- One set of users is on one system while another is on a second system and the two systems interact seamlessly for the two groups of users.
The innovation that has allowed these methods to evolve is the “API” – or Application Programming Interface. API’s are developed by the software service providers such that other applications may interact with their service. APIs define the inputs, outputs, and operations that the service providers require. In this way, these services become “building blocks” that programmers can use to build applications.
With VEOCI, for example, Google provides the APIs for us to integrate maps into our application. Thus, when a point is selected on a map, the API transfers the latitude and longitude of the point to Veoci where it is stored in the database.
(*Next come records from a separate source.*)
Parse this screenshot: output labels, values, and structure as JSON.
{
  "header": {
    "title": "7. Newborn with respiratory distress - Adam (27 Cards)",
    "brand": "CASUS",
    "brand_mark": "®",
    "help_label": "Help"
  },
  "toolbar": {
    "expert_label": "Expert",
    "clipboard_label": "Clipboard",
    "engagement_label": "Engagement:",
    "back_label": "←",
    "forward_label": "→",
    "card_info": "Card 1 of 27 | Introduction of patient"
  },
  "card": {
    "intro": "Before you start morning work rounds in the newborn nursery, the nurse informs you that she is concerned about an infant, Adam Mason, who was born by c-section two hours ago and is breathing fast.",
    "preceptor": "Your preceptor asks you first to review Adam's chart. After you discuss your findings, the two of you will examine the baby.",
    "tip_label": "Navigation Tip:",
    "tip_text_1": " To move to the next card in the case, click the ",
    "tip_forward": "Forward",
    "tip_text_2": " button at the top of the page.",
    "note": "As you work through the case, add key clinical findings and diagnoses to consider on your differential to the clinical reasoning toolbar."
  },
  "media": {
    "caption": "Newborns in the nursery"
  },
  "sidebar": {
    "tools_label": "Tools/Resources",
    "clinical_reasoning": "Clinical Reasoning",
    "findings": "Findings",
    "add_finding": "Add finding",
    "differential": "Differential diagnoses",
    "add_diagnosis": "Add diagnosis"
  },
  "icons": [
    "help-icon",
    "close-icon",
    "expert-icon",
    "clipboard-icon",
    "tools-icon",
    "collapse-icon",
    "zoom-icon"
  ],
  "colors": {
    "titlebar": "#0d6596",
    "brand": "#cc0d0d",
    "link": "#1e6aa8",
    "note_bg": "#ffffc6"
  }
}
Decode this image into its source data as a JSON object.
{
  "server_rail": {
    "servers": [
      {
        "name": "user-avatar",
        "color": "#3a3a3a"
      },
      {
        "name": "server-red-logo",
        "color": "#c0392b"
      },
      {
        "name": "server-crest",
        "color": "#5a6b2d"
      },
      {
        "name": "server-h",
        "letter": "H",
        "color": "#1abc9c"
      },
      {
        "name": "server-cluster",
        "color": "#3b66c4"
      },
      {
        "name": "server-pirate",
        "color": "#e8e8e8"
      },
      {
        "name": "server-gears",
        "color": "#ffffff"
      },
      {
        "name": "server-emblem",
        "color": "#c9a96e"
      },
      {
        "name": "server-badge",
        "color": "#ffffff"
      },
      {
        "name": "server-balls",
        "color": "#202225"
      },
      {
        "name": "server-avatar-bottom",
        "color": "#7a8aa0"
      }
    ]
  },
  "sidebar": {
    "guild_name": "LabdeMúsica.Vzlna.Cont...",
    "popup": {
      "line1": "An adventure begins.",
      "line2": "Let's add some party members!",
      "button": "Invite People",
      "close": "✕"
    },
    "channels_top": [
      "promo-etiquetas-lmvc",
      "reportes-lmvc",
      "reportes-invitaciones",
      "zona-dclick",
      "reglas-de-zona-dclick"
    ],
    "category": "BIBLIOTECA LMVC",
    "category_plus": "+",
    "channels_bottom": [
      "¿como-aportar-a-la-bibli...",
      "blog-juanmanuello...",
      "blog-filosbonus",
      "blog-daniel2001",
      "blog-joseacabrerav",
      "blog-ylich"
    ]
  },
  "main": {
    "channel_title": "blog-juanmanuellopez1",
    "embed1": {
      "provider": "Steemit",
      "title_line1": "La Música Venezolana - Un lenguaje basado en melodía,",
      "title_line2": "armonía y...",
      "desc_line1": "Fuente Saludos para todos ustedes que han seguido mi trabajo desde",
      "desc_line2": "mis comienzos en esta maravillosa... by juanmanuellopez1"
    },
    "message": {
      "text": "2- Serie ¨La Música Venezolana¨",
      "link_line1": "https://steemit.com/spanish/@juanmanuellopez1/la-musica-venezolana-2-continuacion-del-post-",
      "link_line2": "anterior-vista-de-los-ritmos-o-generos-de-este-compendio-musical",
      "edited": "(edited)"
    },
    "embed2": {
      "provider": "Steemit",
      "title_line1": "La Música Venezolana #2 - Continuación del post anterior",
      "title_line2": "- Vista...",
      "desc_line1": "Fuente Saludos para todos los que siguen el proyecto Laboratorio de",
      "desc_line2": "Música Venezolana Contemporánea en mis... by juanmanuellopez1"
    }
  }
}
At a later time, the reverse is done; the latitude and longitude of the point is sent via API to Google and they, in turn, send back the map with the point on it. Google, as a pioneer and perhaps the most technologically sophisticated organization, has an impressive set of APIs that allow Veoci to provide our users with the functionality they need.
In contrast, imagine how difficult it would be if Veoci had to develop the full functionality by themselves and also imagine the huge set of customers who need mapping and who are now making Google a giant corporation for mapping.
Recently, we partnered with our New Haven neighbor, SeeClickFix, to provide combined services for the City of New Haven. SeeClickFix is the premier application today used all over the country to engage the residents of a town or city to report and track non-emergency issues. For example, in Dallas, a thoughtful citizen reported a traffic light timing problem on SeeClickFix, and saw an immediate improvement in traffic flow after government officials watching the area took quick action. The City of New Haven was one of SeeClickFix’s first customers and has been using them for over seven years now.
The City of New Haven is also a VEOCI customer and has been using Veoci for many of its internal processes in addition to using it as the Virtual Emergency Operations Center. The Veoci team has a long history of process digitization that extends over tens of thousands of processes in manufacturing, finance, entertainment, legal and just about any domain possible. Both Public Works and the Transportation, Traffic & Parking Department are using the Veoci functionality internally for complex work processes that include asset management, resource allocation and scheduling.
Both SeeClickFix and Veoci have a set of extensive and robust APIs. As the City of New Haven requested, we developed the two-way interchange between SeeClickFix and Veoci.
After a resident reports a SeeClickFix Issue and it is acknowledged by the City, it automatically creates a Work Order in Veoci, transferring the information from SeeClickFix such as location and the details and description of the issue. Within Veoci, City of New Haven staff review the Work Order and add more information.
For example, if the resident reported it as “traffic light not working” it is internally classified as “flashing yellow light” and the Transportation, Traffic & Parking department picks the actual malfunctioning signal from the database in Veoci and assigns it to a crew to work on it. The crew receives a notification on their mobile device and is sent out to complete their work order. In Veoci, they can provide details on the problem, fix, upload before/after photos, and put it in their notes.
APIs are used in a number of ways throughout this process. For example, when the Work Order is created and assigned to the crew, the API is used to update the status in SeeClickFix. After the work is completed, the crew can add the notes in Veoci (e.g. here’s what’s closed, here’s what we didn’t fix and why) and the SeeClickFix ticket is closed via the API. This way, the City of New Haven is able to digitize their internal processes and residents stay informed as work progresses.
As a modern application, VEOCI uses the API method internally as well. The various processes in Veoci communicate with each other via APIs. This makes it very easy to provide integration points with other applications. The issue we run into now is mostly old applications that either do not have any APIs or have APIs that were added as an afterthought and were limited in scope.
If the application has a full set of APIs, it is a piece of cake for VEOCI to interchange data.